What if Libya Staged a Revolution and Nobody Came?
Why is the world ignoring the anti-Qaddafi protests?
By Najla Abdurrahman, Feb. 17
"Ironically, as hundreds of Libyans inside the country protested against the Qaddafi regime, Libyans outside the country were protesting the media's coverage of events...the reporting on Tuesday's [Feb. 15] impromptu protests in Benghazi and the lack of information available to international media outlets are indicative of a much larger problem that Libyans have struggled with for decades: the creation of a virtual vacuum of information by the Qaddafi regime's strict censorship policies, highly restrictive press laws, and uncompromising repression of even the slightest expression of dissent. This has created considerable obstacles for Libyans both inside and outside the country attempting to communicate their struggles to the world."
A Regime We Can Trust
How did the West get Qaddafi so wrong?
By Cameron Abadi, Feb. 22
Too Little, Not Yet Too Late
Western governments have options for helping the anti-Qaddafi protesters.
By Tom Malinowski, Feb. 22
Qaddafi's Last Stand?
The colonel's 40-year rule in photos.
Madman. Bizarro. Tyrant. Colonel Muammar al-Qaddafi exemplifies them all. Foreign Policy tells the story of the Middle East's most eccentric strongman in photographs.
Explainer: How Do You Hire Mercenaries?

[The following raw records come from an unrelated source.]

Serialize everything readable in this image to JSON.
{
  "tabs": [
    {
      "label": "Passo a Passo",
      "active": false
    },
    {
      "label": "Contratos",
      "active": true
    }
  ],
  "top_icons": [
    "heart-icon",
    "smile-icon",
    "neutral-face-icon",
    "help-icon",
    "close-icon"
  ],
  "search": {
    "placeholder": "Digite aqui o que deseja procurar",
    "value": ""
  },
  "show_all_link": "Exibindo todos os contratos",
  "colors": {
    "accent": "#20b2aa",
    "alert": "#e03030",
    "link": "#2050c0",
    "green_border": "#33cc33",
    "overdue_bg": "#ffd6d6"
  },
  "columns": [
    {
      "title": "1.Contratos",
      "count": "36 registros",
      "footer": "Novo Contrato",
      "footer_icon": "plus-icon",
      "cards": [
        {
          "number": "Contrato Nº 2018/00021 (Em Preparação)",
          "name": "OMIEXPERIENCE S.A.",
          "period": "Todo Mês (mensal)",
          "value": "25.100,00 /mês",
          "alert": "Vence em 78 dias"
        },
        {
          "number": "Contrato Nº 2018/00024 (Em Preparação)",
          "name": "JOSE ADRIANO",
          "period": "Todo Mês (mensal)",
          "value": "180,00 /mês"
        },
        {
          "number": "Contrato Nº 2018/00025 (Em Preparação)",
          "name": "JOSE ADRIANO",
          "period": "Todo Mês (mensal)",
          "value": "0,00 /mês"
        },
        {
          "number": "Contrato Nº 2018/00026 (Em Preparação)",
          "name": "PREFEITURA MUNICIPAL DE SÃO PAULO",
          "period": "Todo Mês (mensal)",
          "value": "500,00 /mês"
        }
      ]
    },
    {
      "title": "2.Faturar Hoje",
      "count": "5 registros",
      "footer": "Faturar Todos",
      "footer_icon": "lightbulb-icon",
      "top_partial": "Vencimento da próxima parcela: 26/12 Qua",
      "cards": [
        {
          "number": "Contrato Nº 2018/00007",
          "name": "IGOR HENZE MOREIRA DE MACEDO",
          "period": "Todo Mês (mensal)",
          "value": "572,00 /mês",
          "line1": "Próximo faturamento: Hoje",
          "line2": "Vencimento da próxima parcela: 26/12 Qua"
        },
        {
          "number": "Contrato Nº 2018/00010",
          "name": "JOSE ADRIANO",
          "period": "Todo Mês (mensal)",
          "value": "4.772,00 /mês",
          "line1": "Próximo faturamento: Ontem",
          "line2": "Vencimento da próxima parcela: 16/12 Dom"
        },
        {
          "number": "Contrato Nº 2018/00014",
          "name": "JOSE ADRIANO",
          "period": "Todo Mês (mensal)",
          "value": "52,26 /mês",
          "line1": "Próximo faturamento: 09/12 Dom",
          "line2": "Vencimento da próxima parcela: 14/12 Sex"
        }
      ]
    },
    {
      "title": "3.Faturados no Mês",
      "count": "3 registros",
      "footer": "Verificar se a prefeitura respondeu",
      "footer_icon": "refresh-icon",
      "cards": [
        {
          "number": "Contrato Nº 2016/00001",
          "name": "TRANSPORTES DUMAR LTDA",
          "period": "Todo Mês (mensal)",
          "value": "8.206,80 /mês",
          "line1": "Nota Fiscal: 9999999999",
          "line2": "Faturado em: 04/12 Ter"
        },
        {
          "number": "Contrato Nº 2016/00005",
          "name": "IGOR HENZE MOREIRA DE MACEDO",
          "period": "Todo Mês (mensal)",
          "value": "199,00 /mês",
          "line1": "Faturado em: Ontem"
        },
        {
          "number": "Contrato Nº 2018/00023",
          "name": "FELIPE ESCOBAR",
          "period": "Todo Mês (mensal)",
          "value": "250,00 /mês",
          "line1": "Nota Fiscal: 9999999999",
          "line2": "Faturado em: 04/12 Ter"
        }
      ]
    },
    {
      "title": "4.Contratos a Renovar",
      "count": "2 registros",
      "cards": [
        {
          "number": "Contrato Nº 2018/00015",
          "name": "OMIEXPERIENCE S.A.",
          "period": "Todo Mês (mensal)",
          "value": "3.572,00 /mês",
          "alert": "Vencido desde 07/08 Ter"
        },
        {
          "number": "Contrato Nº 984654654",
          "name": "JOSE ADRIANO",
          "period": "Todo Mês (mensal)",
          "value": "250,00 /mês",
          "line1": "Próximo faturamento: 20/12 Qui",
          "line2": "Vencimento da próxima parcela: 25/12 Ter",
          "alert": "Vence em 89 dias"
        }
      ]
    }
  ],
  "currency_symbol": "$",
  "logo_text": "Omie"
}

How did Qaddafi get his private African army?
By Joshua E. Keating, Feb. 23
A call for international intervention in Libya.
By Hussein Ibish, Feb. 24
This Week at War: Qaddafi's Collapsible Military
The regular Libyan army was built to fail.
By Robert Haddick, Feb. 25
The End of the Arab Dream
Qaddafi's downfall will mark the end of the Arab world's disastrous half-century-long affair with utopian governing fantasies.
By James Traub, Feb. 25
"If Muammar al-Qaddafi falls, as seems increasingly likely, he will land with the rending crash of an immense, rigid object, like the statue of Saddam Hussein pulled down in Baghdad's Firdos Square. This is not because, despite his own delusions, Qaddafi mattered to the world remotely as much as Saddam did. Rather, it's because the Jamahiriya, or stateless society, he fostered in Libya constitutes the last of the revolutionary fantasies with which Arab leaders have mesmerized their citizens and justified their ruthless acts of repression since the establishment of the modern Arab world in the years after World War II."
The Whack-a-Mole Strategy
The U.S. administration is being forced to play catch-up.
By Aaron David Miller, Feb. 28
Explainer: Do No-Fly Zones Work?
The success rate of the West's favorite intervention tactic.
By Joshua E. Keating, Feb. 28
How Qaddafi hoodwinked Italy for decades.
By Maurizio Molinari, March 3
"At the beginning of his rule in 1969, Qaddafi's beef with Italy may have been justified. Like Britain and France elsewhere in Africa, Italy had occupied the country, sometimes brutally, beginning in 1911. ... Now, with his regime on edge, he is again blaming outsiders for Libya's ills. The protests, he said in a Feb. 22 address, were sparked by malevolent foreigners who were giving the demonstrators drugs. He accused the Italians -- along with the Americans -- of having delivered shoulder-launched rocket-propelled grenades to the rebel forces."
Italy's disastrous colonial legacy in North Africa.
By Cameron Abadi, March 4
The case against a no-fly zone.
By Micah Zenko, March 4
Harvard for Tyrants
How Qaddafi taught a generation of bad guys.
By Douglas Farah, March 4
"Flush with oil money, Qaddafi orchestrated a training campaign for those who became the most brutal warlords in much of Africa, a legacy that has left the region crippled and unstable today. Qaddafi's World Revolutionary Center (WRC) near Benghazi became, as scholar Stephen Ellis noted in his classic 2001 book The Mask of Anarchy, the "Harvard and Yale of a whole generation of African revolutionaries," many of them the continent's most notorious tyrants."